The Oct. 25 military takeover upended Sudan’s transition to democratic rule after three decades of repression and international isolation under autocratic President Omar al-Bashir, ousted during a popular uprising in April 2019.
U.S. Assistant Secretary of State Molly Phee and the newly appointed U.S. special envoy for the Horn of Africa, David Satterfield, first met with pro-democracy activists from the Sudanese Professionals Association, according to the U.S. Embassy in Khartoum. They were also to later meet with the ruling generals and other political figures.
The activists led the uprising against al-Bashir and are now a pillar of anti-coup protests that have demanded a fully civilian government to lead the transition.
U.S. State Department spokesman Ned Price said earlier this week that Phee and Satterfield would reiterate Washington's call for Sudanese security forces to “end violence and respect freedom of expression and peaceful assembly.”
Before arriving in Khartoum, Phee and Satterfield attended a meeting of the Friends of Sudan group in Saudi Arabia to rally support for U.N. efforts to end Sudan’s ongoing deadlock. The group includes the United States, Britain and other international governments and world financial institutions.
Sudan’s turmoil has been worsened following the resignation of Prime Minister Abdalla Hamdok earlier this month. Hamdok, who was ousted in the October coup only to be reinstated a month later under heavy international pressure, stepped down on Jan. 2 after his efforts to reach a compromise failed.

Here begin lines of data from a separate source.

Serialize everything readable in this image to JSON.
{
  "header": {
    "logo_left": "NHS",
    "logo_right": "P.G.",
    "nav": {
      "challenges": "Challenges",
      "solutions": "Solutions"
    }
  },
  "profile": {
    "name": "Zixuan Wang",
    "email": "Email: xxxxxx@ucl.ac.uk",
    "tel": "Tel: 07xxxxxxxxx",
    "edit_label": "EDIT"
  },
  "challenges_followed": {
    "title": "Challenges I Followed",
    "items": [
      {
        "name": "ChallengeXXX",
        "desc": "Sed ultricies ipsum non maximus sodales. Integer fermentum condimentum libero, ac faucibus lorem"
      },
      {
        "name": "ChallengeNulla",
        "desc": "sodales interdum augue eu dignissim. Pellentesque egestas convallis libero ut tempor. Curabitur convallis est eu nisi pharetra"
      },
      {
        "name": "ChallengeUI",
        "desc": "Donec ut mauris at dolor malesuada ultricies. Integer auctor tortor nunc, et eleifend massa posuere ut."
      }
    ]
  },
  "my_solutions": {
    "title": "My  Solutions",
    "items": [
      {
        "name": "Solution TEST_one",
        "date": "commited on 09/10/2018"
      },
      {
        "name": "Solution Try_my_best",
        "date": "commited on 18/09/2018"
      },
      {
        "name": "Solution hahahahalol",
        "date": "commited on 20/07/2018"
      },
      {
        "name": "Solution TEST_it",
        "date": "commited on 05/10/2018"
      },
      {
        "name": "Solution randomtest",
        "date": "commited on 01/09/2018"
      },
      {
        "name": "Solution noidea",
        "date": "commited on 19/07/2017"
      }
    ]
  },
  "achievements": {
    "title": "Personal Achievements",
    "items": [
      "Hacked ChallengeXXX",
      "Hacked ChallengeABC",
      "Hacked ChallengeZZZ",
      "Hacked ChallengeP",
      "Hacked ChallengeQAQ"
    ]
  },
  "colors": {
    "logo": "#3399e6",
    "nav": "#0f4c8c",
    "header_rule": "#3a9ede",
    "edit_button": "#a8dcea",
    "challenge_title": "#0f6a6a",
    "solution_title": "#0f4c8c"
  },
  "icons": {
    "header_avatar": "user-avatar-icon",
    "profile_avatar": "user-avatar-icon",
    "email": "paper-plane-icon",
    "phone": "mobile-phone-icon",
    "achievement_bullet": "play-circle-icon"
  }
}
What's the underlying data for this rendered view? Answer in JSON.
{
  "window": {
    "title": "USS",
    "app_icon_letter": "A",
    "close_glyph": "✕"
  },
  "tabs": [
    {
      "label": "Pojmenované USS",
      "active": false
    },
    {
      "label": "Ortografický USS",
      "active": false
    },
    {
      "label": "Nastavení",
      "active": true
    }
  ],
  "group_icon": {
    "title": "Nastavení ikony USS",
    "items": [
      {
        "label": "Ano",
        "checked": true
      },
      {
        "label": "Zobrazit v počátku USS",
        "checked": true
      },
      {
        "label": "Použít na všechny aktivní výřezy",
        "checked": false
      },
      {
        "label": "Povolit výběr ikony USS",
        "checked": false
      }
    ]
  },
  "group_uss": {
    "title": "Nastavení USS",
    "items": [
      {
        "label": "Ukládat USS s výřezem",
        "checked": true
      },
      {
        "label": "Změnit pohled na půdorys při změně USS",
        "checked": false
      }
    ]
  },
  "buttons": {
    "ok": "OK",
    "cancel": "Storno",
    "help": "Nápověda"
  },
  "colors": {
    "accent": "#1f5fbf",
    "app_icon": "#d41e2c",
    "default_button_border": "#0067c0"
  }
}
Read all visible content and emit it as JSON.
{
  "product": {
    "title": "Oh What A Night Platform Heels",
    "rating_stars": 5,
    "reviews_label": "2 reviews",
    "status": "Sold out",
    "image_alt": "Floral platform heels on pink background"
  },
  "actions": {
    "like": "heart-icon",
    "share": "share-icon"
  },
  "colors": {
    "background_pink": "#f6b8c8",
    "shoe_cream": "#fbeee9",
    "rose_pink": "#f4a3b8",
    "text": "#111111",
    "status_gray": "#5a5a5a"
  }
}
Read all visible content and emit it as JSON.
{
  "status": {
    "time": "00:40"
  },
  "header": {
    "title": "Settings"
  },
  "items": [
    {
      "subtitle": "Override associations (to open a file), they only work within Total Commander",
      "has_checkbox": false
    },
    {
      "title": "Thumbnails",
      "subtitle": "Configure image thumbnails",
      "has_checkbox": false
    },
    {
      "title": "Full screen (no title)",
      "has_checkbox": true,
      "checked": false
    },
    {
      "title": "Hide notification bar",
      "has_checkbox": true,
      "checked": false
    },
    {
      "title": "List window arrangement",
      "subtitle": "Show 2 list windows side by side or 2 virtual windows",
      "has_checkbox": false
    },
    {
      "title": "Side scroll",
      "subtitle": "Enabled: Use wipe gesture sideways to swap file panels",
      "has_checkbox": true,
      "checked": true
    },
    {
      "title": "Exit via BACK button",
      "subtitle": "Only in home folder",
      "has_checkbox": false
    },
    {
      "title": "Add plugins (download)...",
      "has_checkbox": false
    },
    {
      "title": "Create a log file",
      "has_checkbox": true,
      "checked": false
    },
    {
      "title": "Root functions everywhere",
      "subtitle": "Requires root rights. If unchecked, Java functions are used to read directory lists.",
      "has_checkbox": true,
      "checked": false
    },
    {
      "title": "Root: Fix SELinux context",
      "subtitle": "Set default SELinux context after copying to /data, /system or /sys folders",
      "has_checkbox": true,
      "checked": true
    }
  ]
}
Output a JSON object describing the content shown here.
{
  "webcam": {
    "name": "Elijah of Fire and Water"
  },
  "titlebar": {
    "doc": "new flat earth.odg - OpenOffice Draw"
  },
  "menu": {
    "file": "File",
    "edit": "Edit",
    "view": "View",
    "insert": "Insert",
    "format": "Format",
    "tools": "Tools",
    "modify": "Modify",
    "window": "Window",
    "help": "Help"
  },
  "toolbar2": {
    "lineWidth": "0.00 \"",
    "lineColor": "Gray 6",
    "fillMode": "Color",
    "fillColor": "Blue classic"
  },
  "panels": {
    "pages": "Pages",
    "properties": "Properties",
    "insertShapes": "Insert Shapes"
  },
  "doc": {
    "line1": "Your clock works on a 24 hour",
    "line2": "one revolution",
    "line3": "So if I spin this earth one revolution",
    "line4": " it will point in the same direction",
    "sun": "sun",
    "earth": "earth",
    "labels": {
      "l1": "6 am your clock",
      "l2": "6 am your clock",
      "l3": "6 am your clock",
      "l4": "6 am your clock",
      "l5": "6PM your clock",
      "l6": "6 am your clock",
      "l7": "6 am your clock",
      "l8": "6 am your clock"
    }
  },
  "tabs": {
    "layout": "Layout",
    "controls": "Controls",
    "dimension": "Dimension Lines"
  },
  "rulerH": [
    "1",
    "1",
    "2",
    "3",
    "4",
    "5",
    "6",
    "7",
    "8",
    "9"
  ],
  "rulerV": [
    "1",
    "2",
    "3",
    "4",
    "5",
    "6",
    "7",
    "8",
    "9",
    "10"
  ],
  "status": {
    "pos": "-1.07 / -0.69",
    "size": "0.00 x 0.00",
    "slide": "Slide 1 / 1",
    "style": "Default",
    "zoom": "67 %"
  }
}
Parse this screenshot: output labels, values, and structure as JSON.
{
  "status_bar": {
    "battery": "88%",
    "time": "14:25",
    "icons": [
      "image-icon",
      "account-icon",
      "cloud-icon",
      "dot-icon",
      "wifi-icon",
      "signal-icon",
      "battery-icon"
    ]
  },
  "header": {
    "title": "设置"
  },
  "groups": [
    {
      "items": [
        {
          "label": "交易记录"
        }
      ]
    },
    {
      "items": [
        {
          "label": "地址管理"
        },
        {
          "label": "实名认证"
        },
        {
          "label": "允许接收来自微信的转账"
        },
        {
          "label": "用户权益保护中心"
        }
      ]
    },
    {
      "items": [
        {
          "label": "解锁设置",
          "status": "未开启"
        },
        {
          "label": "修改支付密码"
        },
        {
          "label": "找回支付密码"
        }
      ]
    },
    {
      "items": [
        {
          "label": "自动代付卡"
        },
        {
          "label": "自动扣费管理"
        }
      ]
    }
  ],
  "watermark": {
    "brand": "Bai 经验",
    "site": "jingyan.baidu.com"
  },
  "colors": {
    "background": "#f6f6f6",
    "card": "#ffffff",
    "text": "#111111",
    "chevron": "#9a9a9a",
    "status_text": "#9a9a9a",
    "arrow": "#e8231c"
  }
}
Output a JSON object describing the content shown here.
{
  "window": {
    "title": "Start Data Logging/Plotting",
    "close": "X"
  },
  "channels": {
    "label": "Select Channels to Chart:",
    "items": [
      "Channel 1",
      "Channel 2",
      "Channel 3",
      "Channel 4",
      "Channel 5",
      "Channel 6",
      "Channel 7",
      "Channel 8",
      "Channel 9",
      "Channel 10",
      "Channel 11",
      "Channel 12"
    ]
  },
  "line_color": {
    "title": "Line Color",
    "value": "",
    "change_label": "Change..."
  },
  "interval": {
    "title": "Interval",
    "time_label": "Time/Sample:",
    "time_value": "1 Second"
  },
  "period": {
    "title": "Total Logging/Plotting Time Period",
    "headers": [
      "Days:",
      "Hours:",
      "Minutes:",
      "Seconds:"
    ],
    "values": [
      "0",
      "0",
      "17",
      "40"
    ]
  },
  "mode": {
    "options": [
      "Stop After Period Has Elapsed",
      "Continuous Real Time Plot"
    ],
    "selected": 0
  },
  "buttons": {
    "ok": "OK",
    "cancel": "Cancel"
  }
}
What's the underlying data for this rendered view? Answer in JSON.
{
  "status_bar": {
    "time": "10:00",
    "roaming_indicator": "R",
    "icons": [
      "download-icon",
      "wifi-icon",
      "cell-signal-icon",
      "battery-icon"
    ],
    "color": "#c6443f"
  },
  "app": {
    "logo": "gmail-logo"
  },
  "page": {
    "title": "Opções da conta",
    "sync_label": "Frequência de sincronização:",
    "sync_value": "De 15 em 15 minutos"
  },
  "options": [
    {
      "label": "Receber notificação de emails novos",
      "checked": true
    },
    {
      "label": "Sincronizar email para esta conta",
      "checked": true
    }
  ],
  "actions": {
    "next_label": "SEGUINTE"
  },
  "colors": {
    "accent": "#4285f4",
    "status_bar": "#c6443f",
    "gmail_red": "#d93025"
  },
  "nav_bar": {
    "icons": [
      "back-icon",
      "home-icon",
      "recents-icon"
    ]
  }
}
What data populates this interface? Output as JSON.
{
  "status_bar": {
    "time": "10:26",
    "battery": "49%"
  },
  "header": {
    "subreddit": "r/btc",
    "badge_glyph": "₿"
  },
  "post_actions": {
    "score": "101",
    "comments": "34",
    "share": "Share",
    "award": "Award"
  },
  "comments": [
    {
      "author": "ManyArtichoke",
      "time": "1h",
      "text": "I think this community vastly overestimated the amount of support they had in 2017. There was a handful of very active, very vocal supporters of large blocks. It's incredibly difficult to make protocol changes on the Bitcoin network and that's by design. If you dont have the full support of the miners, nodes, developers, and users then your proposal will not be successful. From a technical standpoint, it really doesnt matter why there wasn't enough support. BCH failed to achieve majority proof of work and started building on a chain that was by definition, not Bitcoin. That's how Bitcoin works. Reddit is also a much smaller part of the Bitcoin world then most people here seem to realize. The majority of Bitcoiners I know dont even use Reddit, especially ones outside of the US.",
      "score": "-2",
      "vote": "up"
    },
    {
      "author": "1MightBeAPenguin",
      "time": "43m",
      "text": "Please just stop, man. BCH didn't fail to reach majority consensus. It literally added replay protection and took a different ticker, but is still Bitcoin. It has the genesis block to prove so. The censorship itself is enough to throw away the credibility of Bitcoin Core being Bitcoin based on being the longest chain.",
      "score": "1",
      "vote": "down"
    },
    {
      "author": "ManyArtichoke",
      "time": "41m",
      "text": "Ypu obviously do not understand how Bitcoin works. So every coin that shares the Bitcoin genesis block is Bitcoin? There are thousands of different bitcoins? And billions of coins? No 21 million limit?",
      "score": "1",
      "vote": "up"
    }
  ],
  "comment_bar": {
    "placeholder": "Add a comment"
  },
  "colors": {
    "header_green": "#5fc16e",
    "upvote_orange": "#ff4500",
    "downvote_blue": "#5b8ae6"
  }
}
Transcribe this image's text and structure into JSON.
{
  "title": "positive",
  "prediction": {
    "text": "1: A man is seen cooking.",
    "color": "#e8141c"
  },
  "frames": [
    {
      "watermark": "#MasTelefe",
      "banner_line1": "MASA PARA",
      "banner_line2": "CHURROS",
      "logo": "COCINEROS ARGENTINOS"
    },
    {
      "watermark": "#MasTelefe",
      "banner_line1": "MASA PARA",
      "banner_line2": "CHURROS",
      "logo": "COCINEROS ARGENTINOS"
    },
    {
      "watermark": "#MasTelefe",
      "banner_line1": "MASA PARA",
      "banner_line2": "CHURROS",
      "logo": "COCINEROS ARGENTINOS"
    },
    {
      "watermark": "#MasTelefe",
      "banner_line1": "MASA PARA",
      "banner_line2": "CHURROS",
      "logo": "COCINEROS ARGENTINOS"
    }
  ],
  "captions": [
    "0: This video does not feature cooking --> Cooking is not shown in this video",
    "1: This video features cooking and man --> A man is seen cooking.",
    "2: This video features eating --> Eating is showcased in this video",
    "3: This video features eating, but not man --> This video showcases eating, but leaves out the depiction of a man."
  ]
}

On Monday, security forces opened fire on anti-coup protests in Khartoum, killing at least seven people and wounding at around 100. The fatalities have brought the death tally among protesters since the coup to more than 70.